"In the first Tangent Universe, the Artifact is the Meteorite, the Manipulated Dead is Samantha (that was/would be killed by Iraq Jack's Mask) and the Living Receiver is Iraq Jack. In the second Tangent Universe, the Artifact is the Black Car, the Manipulated Dead is Billy (that was/would be killed because he is locked in the mine) and the Living Receiver is Corey." and "She pours over the text, some of which reads: When the fabric of the fourth dimension within a Tangent Universe becomes corrupted, a highly unstable and volatile Fragmentary Universe can occur, sustaining itself for no longer than several days..."
See what I mean? Interesting ideas, but taken waaaaaaaaay too far. As for the soundtrack, S.Darko's music wasn't as good as Michael Andrew's compositions for Donnie. However, Ed Harcourt did do some great stuff, one track of which I have posted at the top of this entry for your viewing pleasure.
Ultimately it's no surprise that S.Darko failed to live up to the original. It had a different writer and director, and when is a sequel ever as good as the original anyway? It was, however, an interesting way to spend an evening and keep my skills of observation nice and sharp. If you've managed to read this whole essay then congratulations, you've exceeded my expectations.
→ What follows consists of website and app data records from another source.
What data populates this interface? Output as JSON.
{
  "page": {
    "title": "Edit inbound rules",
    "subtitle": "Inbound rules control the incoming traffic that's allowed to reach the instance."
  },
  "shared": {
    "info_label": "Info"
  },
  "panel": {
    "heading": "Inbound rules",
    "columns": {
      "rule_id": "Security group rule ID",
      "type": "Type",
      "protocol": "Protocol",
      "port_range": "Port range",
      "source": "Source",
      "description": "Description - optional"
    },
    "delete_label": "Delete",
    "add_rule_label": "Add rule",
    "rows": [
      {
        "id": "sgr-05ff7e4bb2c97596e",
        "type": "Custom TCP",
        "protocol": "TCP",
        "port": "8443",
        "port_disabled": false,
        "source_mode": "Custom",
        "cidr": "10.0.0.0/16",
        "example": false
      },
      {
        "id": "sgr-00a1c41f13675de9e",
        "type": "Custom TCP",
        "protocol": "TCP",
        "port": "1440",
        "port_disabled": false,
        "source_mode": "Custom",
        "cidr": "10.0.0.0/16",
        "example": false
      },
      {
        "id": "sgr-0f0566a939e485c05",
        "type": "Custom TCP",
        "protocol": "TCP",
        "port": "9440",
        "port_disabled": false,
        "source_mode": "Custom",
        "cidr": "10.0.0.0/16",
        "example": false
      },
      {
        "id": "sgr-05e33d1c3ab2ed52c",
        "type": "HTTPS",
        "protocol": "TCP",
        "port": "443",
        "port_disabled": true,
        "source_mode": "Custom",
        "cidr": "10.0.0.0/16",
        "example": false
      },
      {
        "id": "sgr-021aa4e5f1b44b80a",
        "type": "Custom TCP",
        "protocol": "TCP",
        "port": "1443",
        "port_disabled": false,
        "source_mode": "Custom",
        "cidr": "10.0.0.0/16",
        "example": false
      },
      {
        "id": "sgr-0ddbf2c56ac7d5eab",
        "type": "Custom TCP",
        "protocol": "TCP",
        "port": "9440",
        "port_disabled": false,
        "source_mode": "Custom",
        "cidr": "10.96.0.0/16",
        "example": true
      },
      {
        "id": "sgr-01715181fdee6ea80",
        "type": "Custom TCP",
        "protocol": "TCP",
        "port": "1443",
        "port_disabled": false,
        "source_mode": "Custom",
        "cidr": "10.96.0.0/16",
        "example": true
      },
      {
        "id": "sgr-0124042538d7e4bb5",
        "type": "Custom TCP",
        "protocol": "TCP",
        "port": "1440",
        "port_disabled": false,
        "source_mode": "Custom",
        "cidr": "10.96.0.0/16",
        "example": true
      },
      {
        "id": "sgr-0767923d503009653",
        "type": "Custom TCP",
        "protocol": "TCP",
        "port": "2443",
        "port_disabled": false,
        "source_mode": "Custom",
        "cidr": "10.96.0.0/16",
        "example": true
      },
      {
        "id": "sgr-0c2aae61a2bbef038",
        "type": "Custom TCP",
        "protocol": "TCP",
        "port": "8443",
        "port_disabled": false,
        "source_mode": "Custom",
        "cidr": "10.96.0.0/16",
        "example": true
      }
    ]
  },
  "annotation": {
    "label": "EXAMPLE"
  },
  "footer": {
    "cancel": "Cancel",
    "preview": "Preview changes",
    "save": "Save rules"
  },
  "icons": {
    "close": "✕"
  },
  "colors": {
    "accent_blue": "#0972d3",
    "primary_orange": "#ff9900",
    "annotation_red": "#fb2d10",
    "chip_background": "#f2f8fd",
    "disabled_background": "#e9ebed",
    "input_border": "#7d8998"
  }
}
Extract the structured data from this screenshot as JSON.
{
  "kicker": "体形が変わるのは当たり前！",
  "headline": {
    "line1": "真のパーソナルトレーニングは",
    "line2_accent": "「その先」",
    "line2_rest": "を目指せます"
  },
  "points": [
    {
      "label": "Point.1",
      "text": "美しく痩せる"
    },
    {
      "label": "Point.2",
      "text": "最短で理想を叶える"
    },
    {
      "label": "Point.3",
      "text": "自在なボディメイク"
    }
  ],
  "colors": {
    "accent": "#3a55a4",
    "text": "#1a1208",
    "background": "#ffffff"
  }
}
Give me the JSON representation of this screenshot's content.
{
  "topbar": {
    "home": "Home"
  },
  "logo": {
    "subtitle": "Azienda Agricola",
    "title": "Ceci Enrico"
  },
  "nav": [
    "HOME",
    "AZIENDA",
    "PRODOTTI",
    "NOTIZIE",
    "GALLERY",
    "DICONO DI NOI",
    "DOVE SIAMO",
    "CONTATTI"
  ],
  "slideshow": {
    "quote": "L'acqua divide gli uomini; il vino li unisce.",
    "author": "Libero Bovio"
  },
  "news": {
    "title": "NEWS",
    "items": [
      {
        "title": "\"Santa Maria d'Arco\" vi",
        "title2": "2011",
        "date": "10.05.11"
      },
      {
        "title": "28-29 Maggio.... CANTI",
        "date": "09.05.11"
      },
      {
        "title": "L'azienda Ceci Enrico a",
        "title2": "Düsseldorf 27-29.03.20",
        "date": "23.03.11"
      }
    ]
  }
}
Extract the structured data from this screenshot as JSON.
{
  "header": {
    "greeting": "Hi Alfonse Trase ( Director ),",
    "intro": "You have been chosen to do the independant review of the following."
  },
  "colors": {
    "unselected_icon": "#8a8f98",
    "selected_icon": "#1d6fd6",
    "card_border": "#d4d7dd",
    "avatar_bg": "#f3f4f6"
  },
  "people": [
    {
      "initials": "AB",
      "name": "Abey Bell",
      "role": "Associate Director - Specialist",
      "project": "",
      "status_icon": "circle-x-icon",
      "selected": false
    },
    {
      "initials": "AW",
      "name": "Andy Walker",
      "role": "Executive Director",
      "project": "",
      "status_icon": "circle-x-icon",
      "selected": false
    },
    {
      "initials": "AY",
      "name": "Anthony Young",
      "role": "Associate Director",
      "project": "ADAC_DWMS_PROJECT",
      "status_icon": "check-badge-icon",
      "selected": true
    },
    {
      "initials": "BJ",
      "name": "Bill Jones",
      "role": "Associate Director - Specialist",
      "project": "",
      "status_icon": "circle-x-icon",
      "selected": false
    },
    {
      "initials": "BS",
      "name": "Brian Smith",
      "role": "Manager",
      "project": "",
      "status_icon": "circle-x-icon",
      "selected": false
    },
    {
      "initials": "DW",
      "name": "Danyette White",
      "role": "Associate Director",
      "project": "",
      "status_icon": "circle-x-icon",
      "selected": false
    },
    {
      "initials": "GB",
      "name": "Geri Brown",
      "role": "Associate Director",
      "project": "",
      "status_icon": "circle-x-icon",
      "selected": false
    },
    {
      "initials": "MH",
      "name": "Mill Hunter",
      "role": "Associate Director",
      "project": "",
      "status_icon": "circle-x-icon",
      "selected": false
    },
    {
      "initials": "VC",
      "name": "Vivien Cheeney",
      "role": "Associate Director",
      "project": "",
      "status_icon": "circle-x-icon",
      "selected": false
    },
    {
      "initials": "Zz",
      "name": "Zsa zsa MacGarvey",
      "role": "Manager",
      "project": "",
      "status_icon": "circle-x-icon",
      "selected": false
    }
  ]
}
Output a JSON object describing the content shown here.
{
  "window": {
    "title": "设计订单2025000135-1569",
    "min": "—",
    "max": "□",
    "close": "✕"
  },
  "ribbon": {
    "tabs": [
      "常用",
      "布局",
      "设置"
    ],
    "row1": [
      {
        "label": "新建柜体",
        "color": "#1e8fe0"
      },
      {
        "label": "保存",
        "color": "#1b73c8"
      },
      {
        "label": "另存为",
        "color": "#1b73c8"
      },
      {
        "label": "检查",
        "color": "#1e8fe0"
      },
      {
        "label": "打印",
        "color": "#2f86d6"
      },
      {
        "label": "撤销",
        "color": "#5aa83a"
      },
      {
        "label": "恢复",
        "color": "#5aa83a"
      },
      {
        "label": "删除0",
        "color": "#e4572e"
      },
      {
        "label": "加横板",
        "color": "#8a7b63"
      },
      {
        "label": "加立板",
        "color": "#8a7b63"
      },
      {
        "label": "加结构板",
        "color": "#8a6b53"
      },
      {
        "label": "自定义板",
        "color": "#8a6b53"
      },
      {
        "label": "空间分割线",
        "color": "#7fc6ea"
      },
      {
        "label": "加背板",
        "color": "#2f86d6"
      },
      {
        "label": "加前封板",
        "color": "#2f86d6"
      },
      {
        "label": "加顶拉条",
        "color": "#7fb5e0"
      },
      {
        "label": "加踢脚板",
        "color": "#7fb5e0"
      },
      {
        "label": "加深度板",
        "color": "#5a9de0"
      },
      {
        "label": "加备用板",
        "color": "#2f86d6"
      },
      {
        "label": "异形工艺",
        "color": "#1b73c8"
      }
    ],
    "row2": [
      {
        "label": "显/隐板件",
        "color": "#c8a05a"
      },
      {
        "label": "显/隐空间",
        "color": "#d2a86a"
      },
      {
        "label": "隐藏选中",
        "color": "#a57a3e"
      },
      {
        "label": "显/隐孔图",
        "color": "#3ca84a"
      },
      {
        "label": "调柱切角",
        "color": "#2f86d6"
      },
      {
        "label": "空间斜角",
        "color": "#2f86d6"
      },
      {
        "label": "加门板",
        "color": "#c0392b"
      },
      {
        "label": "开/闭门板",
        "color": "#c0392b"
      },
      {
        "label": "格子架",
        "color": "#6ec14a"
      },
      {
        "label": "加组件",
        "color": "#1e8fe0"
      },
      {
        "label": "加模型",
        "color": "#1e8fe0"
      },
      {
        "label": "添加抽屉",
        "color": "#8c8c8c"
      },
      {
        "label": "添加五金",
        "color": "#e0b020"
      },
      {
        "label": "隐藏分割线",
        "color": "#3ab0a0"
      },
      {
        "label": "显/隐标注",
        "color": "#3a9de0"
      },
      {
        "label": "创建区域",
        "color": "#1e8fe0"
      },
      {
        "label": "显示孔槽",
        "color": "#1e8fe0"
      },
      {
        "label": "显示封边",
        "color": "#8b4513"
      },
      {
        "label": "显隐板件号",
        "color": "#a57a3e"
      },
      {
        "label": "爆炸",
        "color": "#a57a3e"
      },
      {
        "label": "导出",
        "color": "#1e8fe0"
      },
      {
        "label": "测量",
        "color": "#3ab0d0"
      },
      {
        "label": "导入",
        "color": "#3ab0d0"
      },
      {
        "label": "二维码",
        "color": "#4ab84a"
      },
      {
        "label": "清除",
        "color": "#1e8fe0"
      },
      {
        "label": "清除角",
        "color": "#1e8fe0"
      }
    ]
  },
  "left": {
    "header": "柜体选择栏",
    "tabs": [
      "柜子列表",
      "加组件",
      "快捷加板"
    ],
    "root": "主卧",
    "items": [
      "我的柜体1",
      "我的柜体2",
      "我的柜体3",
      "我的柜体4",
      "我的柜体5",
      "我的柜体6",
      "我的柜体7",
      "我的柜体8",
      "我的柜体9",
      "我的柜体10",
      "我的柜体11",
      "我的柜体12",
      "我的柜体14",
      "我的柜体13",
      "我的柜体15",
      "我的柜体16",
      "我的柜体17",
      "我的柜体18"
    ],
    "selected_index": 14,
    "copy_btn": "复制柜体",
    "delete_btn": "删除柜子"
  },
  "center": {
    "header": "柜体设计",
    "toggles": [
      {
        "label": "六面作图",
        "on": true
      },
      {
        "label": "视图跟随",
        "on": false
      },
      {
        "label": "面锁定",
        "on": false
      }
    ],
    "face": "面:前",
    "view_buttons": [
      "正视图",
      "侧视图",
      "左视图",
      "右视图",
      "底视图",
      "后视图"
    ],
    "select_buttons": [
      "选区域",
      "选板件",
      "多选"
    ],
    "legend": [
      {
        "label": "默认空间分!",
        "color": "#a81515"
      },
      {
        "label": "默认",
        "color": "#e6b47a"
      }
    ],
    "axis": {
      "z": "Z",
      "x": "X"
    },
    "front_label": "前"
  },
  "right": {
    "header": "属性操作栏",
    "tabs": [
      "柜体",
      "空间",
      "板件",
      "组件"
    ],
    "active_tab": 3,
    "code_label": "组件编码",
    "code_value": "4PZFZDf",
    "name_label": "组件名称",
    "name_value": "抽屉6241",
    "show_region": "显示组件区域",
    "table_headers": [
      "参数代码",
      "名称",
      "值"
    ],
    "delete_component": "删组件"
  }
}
Hopefully you enjoyed it, and if you haven't already seen Donnie Darko watch it!!!